What you need to do — Output nothing but the line containing "What data populates" and the lines after it through the end of the material below, each reproduced exactly.

Given data —
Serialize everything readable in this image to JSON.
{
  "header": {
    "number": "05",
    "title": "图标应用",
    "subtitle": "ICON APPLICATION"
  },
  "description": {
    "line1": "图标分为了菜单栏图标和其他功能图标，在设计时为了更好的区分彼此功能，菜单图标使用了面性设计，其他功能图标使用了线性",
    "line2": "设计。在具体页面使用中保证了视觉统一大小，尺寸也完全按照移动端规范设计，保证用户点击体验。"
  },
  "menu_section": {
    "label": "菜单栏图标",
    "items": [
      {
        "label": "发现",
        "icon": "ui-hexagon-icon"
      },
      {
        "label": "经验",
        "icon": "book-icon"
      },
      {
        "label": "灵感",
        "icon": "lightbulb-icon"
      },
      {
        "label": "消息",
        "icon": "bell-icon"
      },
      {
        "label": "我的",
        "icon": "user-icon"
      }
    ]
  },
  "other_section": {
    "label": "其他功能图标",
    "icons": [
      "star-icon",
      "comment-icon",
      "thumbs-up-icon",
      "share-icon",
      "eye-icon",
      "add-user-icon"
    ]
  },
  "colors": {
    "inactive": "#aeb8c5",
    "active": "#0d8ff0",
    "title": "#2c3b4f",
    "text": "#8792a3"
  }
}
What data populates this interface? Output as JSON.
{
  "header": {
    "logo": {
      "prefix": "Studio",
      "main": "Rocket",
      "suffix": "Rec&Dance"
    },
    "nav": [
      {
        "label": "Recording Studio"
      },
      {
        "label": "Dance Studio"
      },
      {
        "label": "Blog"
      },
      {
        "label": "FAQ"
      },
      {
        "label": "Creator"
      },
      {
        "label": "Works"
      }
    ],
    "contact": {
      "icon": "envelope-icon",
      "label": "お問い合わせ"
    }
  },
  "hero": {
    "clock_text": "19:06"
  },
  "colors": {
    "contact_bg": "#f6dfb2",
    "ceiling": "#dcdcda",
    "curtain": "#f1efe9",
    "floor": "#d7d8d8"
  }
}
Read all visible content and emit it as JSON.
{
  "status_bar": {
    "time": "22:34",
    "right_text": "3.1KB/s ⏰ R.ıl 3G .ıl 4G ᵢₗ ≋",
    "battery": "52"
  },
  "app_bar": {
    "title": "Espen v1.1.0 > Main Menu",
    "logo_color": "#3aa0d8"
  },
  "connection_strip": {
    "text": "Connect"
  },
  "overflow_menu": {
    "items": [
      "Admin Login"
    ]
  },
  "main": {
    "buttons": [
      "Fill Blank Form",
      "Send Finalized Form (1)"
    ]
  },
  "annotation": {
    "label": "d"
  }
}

Finished exercise —
What data populates this interface? Output as JSON.
{
  "header": {
    "logo": {
      "prefix": "Studio",
      "main": "Rocket",
      "suffix": "Rec&Dance"
    },
    "nav": [
      {
        "label": "Recording Studio"
      },
      {
        "label": "Dance Studio"
      },
      {
        "label": "Blog"
      },
      {
        "label": "FAQ"
      },
      {
        "label": "Creator"
      },
      {
        "label": "Works"
      }
    ],
    "contact": {
      "icon": "envelope-icon",
      "label": "お問い合わせ"
    }
  },
  "hero": {
    "clock_text": "19:06"
  },
  "colors": {
    "contact_bg": "#f6dfb2",
    "ceiling": "#dcdcda",
    "curtain": "#f1efe9",
    "floor": "#d7d8d8"
  }
}
Read all visible content and emit it as JSON.
{
  "status_bar": {
    "time": "22:34",
    "right_text": "3.1KB/s ⏰ R.ıl 3G .ıl 4G ᵢₗ ≋",
    "battery": "52"
  },
  "app_bar": {
    "title": "Espen v1.1.0 > Main Menu",
    "logo_color": "#3aa0d8"
  },
  "connection_strip": {
    "text": "Connect"
  },
  "overflow_menu": {
    "items": [
      "Admin Login"
    ]
  },
  "main": {
    "buttons": [
      "Fill Blank Form",
      "Send Finalized Form (1)"
    ]
  },
  "annotation": {
    "label": "d"
  }
}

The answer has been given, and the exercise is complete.